The COVID-19 pandemic is a public health crisis of unprecedented proportions and complexity. It has resulted in a profound loss of human life as well as immense social and economic disruption. The disruption continues to significantly affect the U.S. economy and threatens to destabilize the world’s interdependent economy in ways never before seen. Unemployment in the United States has risen to levels not seen in nearly 100 years, with older workers having lost jobs at a faster rate than others.
The full impact of the crisis on both the economy and the health of the population is not yet known, but most experts agree the crisis will reshape society in significant ways.
The direct health impact of the coronavirus has been greatest on people with underlying health conditions, people of color and older adults — particularly those living in residential care settings. The effect on both nursing home residents and staff has been devastating. While nursing home residents represent less than 1 percent of the population, in 2020 they made up over 40 percent of deaths.
Racial and ethnic disparities in infections, hospitalizations and deaths due to COVID-19 are not random; they are the result of long-term inequality caused by a lack of social, economic and political opportunities. While these disparities contribute to chronic health conditions, structural factors — where people live and work, their access to health care and healthy food, lack of information, and racial discrimination — also play a large role.
In light of these challenges and dynamics, the following steps should be taken.
- Long-term care facilities must take steps to ensure the health, safety and quality of life of residents and should be held accountable for failure to do so. Facilities must help minimize disease transmission through the use of personal protective equipment, physical distancing requirements, and regular testing of residents, staff, and visitors. They must provide families with greater transparency about COVID-19 cases within the facility, and about treatment and discharge decisions. Given the importance of social connections in maintaining health and quality of life, they must actively combat social isolation by meeting federal guidelines so that in-person visitation can safely happen whenever possible and providing all residents with regular opportunities to virtually visit with their loved ones, particularly when in-person visits are not permitted. Long-term care facilities must be properly staffed and held accountable when residents are harmed, neglected, or abused.

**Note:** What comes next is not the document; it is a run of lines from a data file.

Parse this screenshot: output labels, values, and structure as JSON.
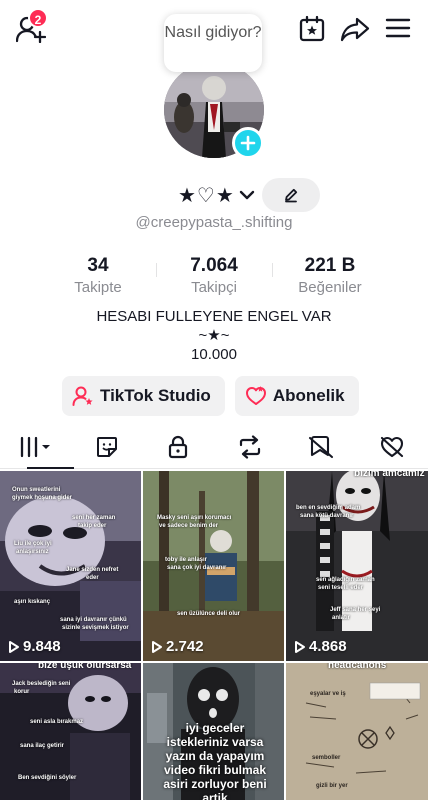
{
  "header": {
    "friend_request_count": "2",
    "speech_bubble": "Nasıl gidiyor?"
  },
  "profile": {
    "display_name": "★♡★",
    "username": "@creepypasta_.shifting"
  },
  "stats": [
    {
      "value": "34",
      "label": "Takipte"
    },
    {
      "value": "7.064",
      "label": "Takipçi"
    },
    {
      "value": "221 B",
      "label": "Beğeniler"
    }
  ],
  "bio": {
    "line1": "HESABI FULLEYENE ENGEL VAR",
    "line2": "~★~",
    "line3": "10.000"
  },
  "actions": {
    "studio_label": "TikTok Studio",
    "subscription_label": "Abonelik"
  },
  "tabs": [
    "videos-tab-icon",
    "stickers-tab-icon",
    "private-tab-icon",
    "reposts-tab-icon",
    "favorites-tab-icon",
    "liked-tab-icon"
  ],
  "videos": [
    {
      "views": "9.848",
      "captions": [
        "Onun sweatlerini",
        "giymek hoşuna gider",
        "seni her zaman",
        "takip eder",
        "Liu ile çok iyi",
        "anlaşırsınız",
        "Jane sizden nefret",
        "eder",
        "aşırı kıskanç",
        "sana iyi davranır çünkü",
        "sizinle sevişmek istiyor"
      ]
    },
    {
      "views": "2.742",
      "captions": [
        "Masky seni aşırı korumacı",
        "ve sadece benim der",
        "toby ile anlaşır",
        "sana çok iyi davranır",
        "sen üzülünce deli olur"
      ]
    },
    {
      "views": "4.868",
      "title": "bizim amcamız",
      "captions": [
        "ben en sevdiğim adam",
        "sana kötü davranır",
        "sen ağladığın zaman",
        "seni teselli eder",
        "Jeff sana her şeyi",
        "anlatır"
      ]
    },
    {
      "title": "bize üşük olursarsa",
      "captions": [
        "Jack beslediğin seni",
        "korur",
        "seni asla bırakmaz",
        "sana ilaç getirir",
        "Ben sevdiğini söyler"
      ]
    },
    {
      "caption": "iyi geceler istekleriniz varsa yazın da yapayım video fikri bulmak asiri zorluyor beni artik"
    },
    {
      "title": "headcanons",
      "captions": [
        "eşyalar ve iş",
        "semboller",
        "gizli bir yer"
      ]
    }
  ],
  "colors": {
    "accent": "#fe2c55",
    "plus": "#20d5ec",
    "text": "#161823",
    "muted": "#8a8b91"
  }
}
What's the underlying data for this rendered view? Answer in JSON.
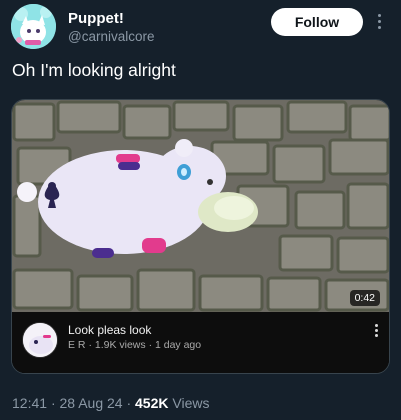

- Policymakers must ensure access to affordable and high-quality health care for all and take meaningful steps to eliminate health disparities. It is essential that everyone has easy and safe access to testing and that financial barriers to treatment and care are removed, particularly during a public health crisis. People without health insurance and those in financial distress may have trouble paying for COVID-19 testing, treatment or vaccines and thus may be reluctant to get necessary services. With so many families having lost health insurance along with their jobs, providing access through other means is essential.
What’s more, the pandemic brought to the forefront the need for immediate and meaningful action to address racial and ethnic health disparities in this country. Black and Latino people are more likely than others to experience severe illness and death from COVID-19. And they face additional barriers to receiving testing, treatment and high-quality care. It is imperative to address lack of health coverage and provider shortages in underserved communities, including making concerted efforts to reduce bias in the type and quality of care that people in these communities receive.
- Policymakers and employers must better support workers, who need flexible and safe work environments and strong supports if they lose a job. The public health measures required to slow the spread of COVID-19 (that is, closures and stay-at-home orders) have contributed to widespread unemployment, with job losses hitting older workers particularly hard. Displaced workers need a stronger unemployment insurance system that both pays robust benefits and provides access to effective training and job counseling programs. Paid sick leave and family leave, as well as flexible work arrangements, where possible, are more important than ever. Workers need equipment and protocols to keep them safe from infection.
- Policymakers must support access to high-speed internet. Even before the pandemic, many experts saw digital access as a universal necessity in order to engage effectively in nearly all aspects of life, including with employers, the government, educational institutions and social circles. The importance of digital access has only increased as people try to minimize their exposure to possible infection. And critically during a pandemic, high-speed connections enable individuals, particularly older ones, to continue to receive necessary health care services and to see their clinicians through the use of telehealth from the safety of their home.
- Both the public and private sectors must act now to address current needs and to prepare for future public health crises. The health system must increase capacity in order to better handle large influxes of critically ill patients. An adequate supply of personal protective equipment must be available for medical professionals and other essential workers, as well as the general public. Contact tracing protocols, including those assisted by technology, should be developed, vetted and ready to deploy, with standards in place to protect the privacy of individuals.